* **PROBLEM DESCRIPTION**:
For the entries that follow, say how many lines hold the string "JSON", with nothing else in the reply.

[Website and app data records]
====
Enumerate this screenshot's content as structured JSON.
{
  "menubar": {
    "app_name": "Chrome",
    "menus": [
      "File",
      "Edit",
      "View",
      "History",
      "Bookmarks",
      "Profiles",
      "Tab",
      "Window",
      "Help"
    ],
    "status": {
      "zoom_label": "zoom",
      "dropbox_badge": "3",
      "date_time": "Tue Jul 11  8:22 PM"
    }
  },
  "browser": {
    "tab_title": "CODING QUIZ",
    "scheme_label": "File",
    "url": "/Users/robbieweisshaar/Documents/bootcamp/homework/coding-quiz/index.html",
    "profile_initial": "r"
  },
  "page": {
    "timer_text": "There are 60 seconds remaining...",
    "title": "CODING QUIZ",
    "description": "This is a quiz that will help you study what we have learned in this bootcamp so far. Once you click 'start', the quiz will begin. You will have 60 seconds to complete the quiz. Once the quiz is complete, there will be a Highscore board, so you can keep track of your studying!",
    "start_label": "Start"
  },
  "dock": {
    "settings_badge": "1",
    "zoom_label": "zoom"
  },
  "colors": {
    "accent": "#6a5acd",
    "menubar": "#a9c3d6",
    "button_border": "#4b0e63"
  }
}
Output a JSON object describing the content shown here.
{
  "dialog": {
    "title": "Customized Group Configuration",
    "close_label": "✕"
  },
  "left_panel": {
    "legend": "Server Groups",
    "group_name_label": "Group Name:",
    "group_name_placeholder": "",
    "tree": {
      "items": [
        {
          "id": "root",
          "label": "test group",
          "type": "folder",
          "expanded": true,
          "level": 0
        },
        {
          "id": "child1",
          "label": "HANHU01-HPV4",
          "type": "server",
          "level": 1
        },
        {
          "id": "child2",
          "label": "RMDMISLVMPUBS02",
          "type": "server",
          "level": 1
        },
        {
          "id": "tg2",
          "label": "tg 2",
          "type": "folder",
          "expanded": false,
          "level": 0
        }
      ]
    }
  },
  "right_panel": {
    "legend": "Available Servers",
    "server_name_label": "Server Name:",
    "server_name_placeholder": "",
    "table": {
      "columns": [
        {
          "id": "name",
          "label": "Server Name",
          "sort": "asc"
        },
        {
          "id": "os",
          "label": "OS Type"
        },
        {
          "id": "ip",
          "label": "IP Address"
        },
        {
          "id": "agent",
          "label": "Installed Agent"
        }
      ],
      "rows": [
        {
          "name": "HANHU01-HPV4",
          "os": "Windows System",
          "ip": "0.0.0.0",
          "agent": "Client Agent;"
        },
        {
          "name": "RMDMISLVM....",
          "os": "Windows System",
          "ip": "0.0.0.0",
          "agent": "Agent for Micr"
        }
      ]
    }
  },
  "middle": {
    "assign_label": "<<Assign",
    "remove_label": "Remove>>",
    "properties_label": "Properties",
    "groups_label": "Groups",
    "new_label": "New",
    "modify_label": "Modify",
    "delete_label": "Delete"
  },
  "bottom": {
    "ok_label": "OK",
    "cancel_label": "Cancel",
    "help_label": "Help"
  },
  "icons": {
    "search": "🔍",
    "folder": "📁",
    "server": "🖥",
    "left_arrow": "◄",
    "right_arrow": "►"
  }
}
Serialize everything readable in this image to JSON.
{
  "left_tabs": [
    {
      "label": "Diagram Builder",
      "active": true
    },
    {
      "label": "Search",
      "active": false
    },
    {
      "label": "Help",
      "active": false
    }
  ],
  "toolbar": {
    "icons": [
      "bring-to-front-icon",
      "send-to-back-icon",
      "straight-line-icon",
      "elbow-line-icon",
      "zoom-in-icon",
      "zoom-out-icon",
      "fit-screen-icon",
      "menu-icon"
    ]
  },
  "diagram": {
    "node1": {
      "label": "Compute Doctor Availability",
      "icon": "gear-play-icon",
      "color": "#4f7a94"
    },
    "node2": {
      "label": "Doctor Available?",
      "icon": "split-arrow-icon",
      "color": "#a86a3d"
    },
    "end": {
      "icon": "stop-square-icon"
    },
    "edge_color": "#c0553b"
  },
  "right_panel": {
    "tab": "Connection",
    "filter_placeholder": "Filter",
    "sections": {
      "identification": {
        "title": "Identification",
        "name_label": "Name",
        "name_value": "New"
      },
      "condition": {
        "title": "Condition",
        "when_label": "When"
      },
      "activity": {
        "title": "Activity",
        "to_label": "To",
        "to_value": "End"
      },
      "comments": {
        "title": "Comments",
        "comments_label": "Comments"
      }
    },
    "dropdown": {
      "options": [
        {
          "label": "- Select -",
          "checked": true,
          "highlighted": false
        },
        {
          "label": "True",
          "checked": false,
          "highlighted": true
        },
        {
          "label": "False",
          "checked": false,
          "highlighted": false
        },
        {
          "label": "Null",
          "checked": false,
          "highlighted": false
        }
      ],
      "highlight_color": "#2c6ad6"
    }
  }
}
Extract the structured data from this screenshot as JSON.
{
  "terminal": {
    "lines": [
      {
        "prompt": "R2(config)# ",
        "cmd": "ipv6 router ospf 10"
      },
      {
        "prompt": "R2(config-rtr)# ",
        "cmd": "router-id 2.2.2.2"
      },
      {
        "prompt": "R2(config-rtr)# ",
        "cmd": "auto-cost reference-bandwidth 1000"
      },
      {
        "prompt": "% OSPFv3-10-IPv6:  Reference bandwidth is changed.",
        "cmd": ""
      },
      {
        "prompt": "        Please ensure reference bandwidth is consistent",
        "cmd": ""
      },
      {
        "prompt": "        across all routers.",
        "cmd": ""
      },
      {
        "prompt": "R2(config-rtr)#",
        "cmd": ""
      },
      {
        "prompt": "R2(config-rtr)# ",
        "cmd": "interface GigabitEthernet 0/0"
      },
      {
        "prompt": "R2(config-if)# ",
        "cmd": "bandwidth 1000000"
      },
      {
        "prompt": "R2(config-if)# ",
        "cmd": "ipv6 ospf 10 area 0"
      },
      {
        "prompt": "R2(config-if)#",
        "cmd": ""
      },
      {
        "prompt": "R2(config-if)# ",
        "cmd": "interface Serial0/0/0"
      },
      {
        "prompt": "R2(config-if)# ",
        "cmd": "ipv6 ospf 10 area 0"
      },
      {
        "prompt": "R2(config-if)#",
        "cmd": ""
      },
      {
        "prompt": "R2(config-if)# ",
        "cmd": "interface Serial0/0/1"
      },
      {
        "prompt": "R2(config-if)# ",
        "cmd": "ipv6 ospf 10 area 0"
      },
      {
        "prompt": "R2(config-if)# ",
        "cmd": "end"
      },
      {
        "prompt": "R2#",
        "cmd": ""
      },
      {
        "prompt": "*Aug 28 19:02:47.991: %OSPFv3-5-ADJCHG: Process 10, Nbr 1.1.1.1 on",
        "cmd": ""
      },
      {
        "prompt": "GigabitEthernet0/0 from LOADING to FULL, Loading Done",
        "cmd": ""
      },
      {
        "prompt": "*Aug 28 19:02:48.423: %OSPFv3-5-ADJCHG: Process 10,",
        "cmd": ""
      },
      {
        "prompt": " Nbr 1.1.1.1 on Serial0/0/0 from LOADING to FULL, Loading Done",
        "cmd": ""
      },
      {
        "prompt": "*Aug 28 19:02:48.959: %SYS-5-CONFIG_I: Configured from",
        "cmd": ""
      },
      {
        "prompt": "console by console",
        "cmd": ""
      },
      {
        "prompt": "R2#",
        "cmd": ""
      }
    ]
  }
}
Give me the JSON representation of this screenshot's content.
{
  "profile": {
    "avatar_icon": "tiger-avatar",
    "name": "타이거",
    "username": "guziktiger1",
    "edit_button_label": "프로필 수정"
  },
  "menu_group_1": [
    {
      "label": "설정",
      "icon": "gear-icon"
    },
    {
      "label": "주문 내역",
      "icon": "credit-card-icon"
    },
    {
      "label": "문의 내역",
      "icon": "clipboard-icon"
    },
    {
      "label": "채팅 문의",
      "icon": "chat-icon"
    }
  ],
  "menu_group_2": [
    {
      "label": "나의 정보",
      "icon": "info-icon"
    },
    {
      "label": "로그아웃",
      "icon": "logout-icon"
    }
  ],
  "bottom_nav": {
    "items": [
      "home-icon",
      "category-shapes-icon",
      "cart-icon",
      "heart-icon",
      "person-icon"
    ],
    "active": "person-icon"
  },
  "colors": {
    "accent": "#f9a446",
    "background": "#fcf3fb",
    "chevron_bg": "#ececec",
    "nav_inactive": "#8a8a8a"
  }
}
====
* **ANSWER BELOW**:
5